▶ TASK INSTRUCTIONS:
What lines of the listing below contain the word "Google"? Copy each of them out.

▶ RECORDED DATA:
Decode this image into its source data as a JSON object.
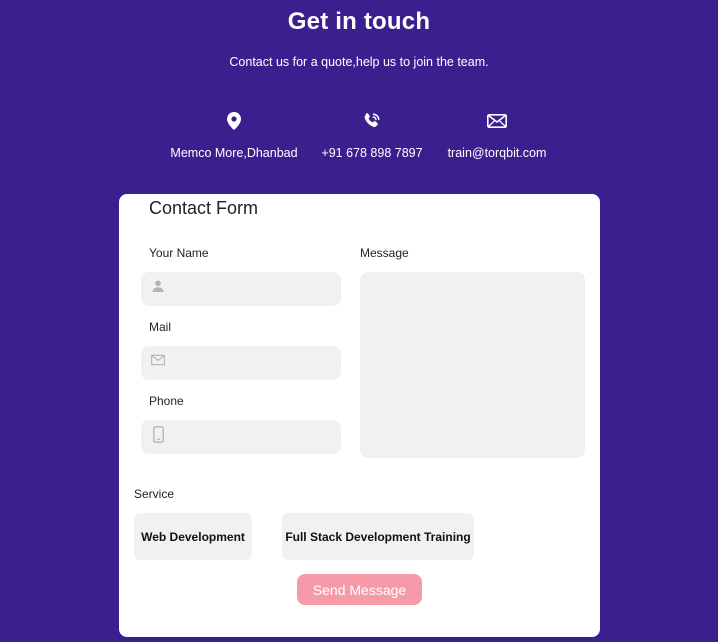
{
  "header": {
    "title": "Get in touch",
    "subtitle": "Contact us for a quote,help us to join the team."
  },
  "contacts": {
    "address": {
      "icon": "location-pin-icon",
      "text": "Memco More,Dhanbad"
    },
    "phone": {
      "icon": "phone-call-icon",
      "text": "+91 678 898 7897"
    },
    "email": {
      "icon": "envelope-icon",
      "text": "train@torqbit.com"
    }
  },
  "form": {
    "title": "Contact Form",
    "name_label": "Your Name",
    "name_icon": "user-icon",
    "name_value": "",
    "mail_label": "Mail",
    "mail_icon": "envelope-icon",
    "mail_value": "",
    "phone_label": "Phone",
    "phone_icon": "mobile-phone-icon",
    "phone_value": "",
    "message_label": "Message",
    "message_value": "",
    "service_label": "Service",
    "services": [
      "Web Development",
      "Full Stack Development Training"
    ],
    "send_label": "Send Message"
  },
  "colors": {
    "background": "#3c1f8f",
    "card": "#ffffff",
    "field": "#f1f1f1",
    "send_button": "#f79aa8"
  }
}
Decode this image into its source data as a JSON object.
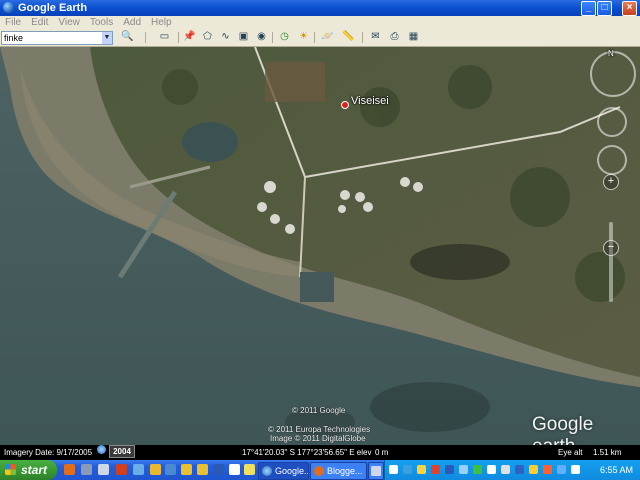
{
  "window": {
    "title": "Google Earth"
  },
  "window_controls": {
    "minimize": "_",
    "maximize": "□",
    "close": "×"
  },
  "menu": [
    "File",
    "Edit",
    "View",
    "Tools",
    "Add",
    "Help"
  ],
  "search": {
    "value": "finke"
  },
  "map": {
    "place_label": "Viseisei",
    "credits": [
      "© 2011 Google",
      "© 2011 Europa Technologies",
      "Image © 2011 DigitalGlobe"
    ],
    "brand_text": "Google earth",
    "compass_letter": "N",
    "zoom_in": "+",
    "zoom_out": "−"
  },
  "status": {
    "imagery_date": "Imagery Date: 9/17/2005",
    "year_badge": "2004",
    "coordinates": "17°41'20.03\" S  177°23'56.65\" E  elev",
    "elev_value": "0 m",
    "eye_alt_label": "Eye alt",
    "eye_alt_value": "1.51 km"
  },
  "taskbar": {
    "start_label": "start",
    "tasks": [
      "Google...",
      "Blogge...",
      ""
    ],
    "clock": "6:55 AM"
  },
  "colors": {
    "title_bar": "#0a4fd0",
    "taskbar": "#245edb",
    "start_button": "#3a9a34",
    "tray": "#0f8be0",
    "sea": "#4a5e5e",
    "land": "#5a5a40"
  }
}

▶ THE ANSWER:
    "title": "Google Earth"
      "© 2011 Google",
    "brand_text": "Google earth",
      "Google...",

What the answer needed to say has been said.